“Helen Mirren can do a lot of things,” said Alec Baldwin, who introduced the performance segment of the gala evening. “She can act. She speaks French. She has a tattoo. But there’s one thing she cannot do. Helen Mirren cannot sing.”
He then introduced a string of actors there at the Waldorf Astoria ballroom “to sing all the songs she can’t,” a roster of performers that included Alan Cumming, Kelli O’Hara, Victor Garber and Laura Benanti. The latter crooned an earnest medley of Mirren favorites — such as “Single Ladies” and “Fat Bottomed Girl.”
Mirren, currently appearing on Broadway in “The Audience,” made her Broadway debut some 20 years ago in the Roundabout’s production of “A Month in the Country.” A very young Alessandro Nivola played her son in that show, and Nivola was there at the gala Monday night to remember falling so madly in love with Mirren that he tried to attract her romantic attention by turning an onstage hand-kiss into a sloppy finger-nibble.
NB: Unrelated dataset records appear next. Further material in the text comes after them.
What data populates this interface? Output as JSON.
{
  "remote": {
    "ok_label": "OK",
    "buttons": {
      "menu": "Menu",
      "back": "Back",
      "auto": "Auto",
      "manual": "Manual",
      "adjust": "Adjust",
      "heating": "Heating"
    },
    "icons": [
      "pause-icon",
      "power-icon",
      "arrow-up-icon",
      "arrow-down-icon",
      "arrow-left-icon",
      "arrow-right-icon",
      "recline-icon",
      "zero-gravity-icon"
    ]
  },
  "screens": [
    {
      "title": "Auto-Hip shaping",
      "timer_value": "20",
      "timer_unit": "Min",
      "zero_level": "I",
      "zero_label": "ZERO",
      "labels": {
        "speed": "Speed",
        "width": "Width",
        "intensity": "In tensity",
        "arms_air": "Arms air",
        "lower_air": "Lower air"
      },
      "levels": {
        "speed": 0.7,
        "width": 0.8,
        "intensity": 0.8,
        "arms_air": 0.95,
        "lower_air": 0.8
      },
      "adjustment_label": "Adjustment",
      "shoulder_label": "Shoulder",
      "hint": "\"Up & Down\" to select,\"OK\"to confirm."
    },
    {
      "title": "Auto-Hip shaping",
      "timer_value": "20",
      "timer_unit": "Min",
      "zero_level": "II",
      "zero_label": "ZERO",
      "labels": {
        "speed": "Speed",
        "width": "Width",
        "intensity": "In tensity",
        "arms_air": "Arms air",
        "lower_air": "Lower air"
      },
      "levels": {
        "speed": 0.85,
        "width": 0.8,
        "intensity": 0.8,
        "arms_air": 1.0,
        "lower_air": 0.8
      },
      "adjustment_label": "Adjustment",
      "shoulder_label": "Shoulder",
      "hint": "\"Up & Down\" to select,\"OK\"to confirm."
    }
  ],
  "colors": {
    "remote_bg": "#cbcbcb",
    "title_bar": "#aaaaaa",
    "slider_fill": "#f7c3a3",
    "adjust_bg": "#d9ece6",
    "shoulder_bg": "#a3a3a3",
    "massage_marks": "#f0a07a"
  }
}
He wrote her a note the next day to apologize, he recalled. She responded by marching into his dressing room, crumpling the letter in her hand and asking, “Do you really take me for that much of a prude?”
Mirren was there to receive the Roundabout’s Jason Robards Award for excellence in theater, presented to her at the gala by Jennifer Garner, an understudy in that same production of “Month in the Country.” With characteristic modesty, Mirren turned the focus away from herself in her acceptance speech.
She dedicated her award to Alan Howard, the English stage actor who died last month, and lavished praise on Roundabout artistic director Todd Haimes. “If Todd were English he’d be Sir Todd Haimes,” she said. “In fact, I’m going to dress up as the Queen and knight him myself.”
She also professed nothing but admiration for American actors. “There’s a different between American and English theater actors,” she noted. “American actors learn their lines.”